 374
 375This will force the rebuild of `pthread_test`.  Older, untouched binaries (e.g.
 376`block_test`), won't get rebuilt.  I actually want this in some cases
 377(different versions of `parlib` when I'm running certain tests).  Anyway, just
 378pay attention to what you're building.  There's not much output in the console,
 379so you should be able to see what's going on all the time.  (unlike when
 380building `glibc`...).
 381
 382Oh, and don't forget to:
 383
 384`$ make fill-kfs`
 385
 386to make sure you run the new `pthread_test`.
 387
 388Additionally, when switching between 32 and 64 bit x86, `make objclean` before
 389filling KFS.  This is the easiest way to make sure you get the appropriate
 390libraries loaded in KFS.
 391
 392Early on as a dev, there are lots of times where you accidentally don't run the
 393right program (or kernel) and won't understand why your change isn't happening.
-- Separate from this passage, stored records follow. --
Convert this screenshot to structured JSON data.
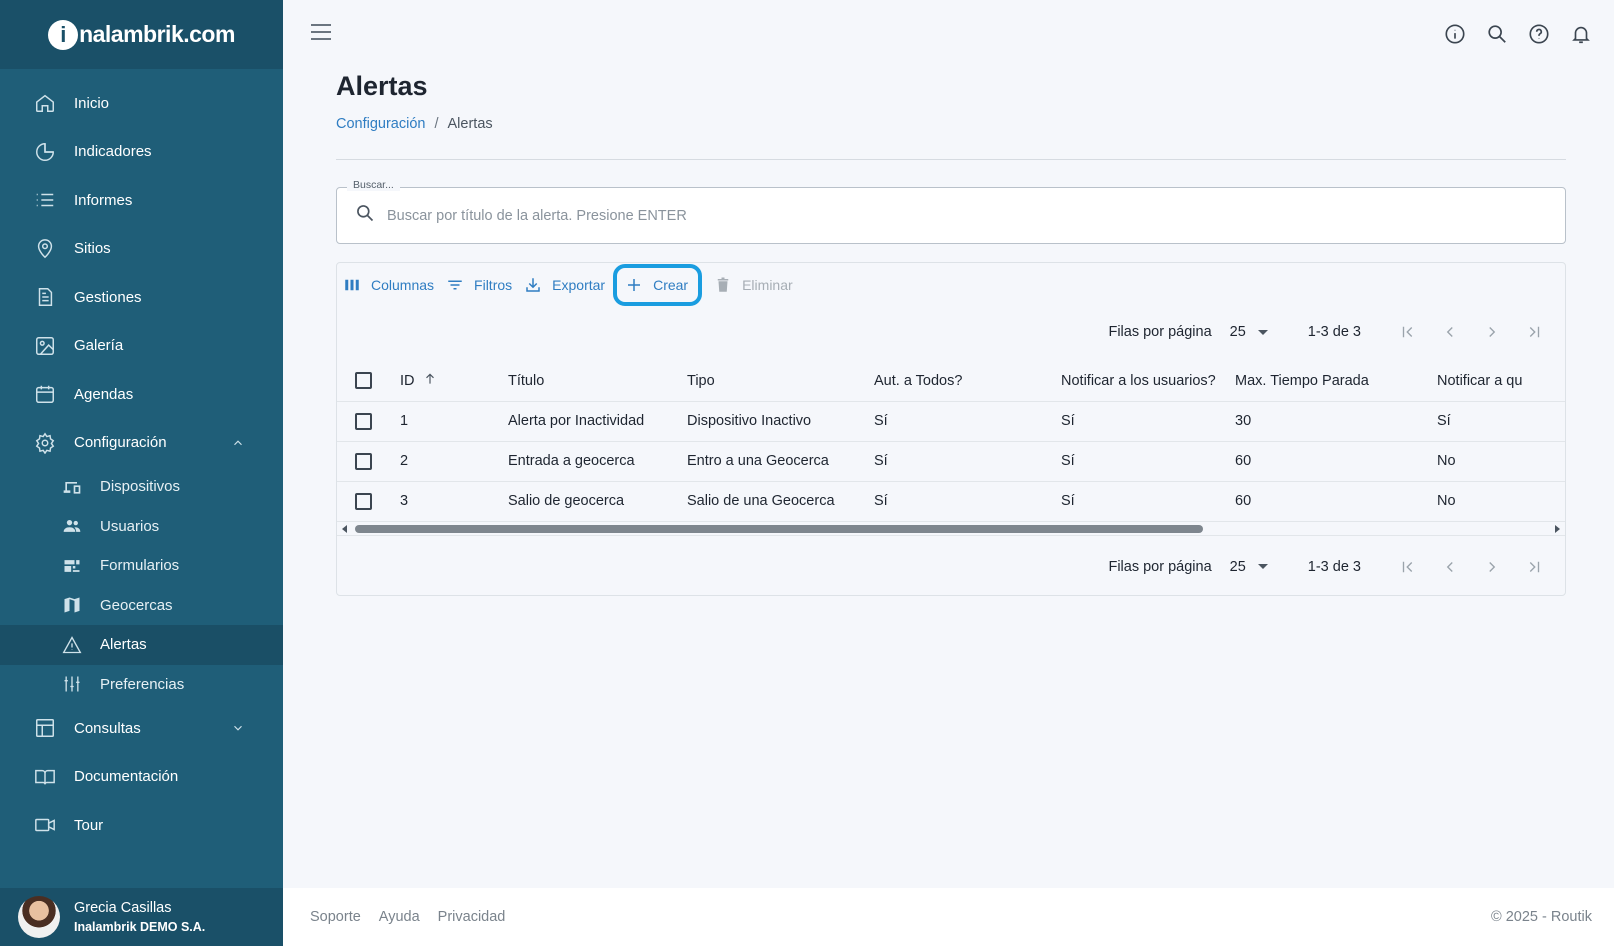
{
  "brand": {
    "logo_mark": "i",
    "logo_text": "nalambrik.com"
  },
  "sidebar": {
    "items": [
      {
        "label": "Inicio",
        "icon": "home-icon"
      },
      {
        "label": "Indicadores",
        "icon": "pie-chart-icon"
      },
      {
        "label": "Informes",
        "icon": "list-icon"
      },
      {
        "label": "Sitios",
        "icon": "location-pin-icon"
      },
      {
        "label": "Gestiones",
        "icon": "document-icon"
      },
      {
        "label": "Galería",
        "icon": "image-icon"
      },
      {
        "label": "Agendas",
        "icon": "calendar-icon"
      },
      {
        "label": "Configuración",
        "icon": "gear-icon",
        "expanded": true
      },
      {
        "label": "Consultas",
        "icon": "table-icon",
        "expanded": false
      },
      {
        "label": "Documentación",
        "icon": "book-icon"
      },
      {
        "label": "Tour",
        "icon": "video-icon"
      }
    ],
    "config_sub": [
      {
        "label": "Dispositivos",
        "icon": "devices-icon"
      },
      {
        "label": "Usuarios",
        "icon": "users-icon"
      },
      {
        "label": "Formularios",
        "icon": "forms-icon"
      },
      {
        "label": "Geocercas",
        "icon": "map-icon"
      },
      {
        "label": "Alertas",
        "icon": "warning-icon",
        "active": true
      },
      {
        "label": "Preferencias",
        "icon": "sliders-icon"
      }
    ],
    "user": {
      "name": "Grecia Casillas",
      "org": "Inalambrik DEMO S.A."
    }
  },
  "header": {
    "icons": [
      "info-icon",
      "search-icon",
      "help-icon",
      "bell-icon"
    ]
  },
  "page": {
    "title": "Alertas",
    "breadcrumb": {
      "parent": "Configuración",
      "separator": "/",
      "current": "Alertas"
    }
  },
  "search": {
    "legend": "Buscar...",
    "placeholder": "Buscar por título de la alerta. Presione ENTER"
  },
  "toolbar": {
    "columns": "Columnas",
    "filters": "Filtros",
    "export": "Exportar",
    "create": "Crear",
    "delete": "Eliminar"
  },
  "pager": {
    "rows_label": "Filas por página",
    "rows_value": "25",
    "range": "1-3 de 3"
  },
  "table": {
    "headers": [
      "ID",
      "Título",
      "Tipo",
      "Aut. a Todos?",
      "Notificar a los usuarios?",
      "Max. Tiempo Parada",
      "Notificar a quién?"
    ],
    "header_clipped": "Notificar a qu",
    "rows": [
      [
        "1",
        "Alerta por Inactividad",
        "Dispositivo Inactivo",
        "Sí",
        "Sí",
        "30",
        "Sí"
      ],
      [
        "2",
        "Entrada a geocerca",
        "Entro a una Geocerca",
        "Sí",
        "Sí",
        "60",
        "No"
      ],
      [
        "3",
        "Salio de geocerca",
        "Salio de una Geocerca",
        "Sí",
        "Sí",
        "60",
        "No"
      ]
    ]
  },
  "footer": {
    "links": [
      "Soporte",
      "Ayuda",
      "Privacidad"
    ],
    "copyright": "© 2025 - Routik"
  },
  "colors": {
    "sidebar": "#1f5e78",
    "accent": "#2f7dc2",
    "highlight": "#1a9de0"
  }
}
 394A few `printk("WTF\n")`'s later, you realize you didn't have the `hdd.img`
 395mounted, or you didn't fill KFS, or you didn't relink your binaries, or you
 396forgot to save all files in `vi` (and not just the current buffer).  But after
 397doing a couple `hello worlds`, you're set.
 398
 399Alternatively, you could have a make target to run qemu, which also touches all
 400binaries (or otherwise enforces a rebuild), auto-fills KFS, remakes the kernel,
 401and mounts/copies/unmounts your `hdd.img`.
 402Personally, I like to keep track of what is going on under the hood, esp if I
 403want to do something a little differently (like with testing `ext2`, having
 404different versions of `parlib` with some binaries, or being picky about my
 405mount/umounts).
 406
 407
 4084. RISCV
 409---------------------
 410**TODO**.
 411
 412For now, you need a 64 bit distro to build the RISCV stuff, so I don't do it
 413very often.  I'll eventually sync up with Andrew and we'll get this part sorted
 414out.
 415
 416
 4175. Other Developer's Stuff
 418--------------------------
 419Nothing for now...
 420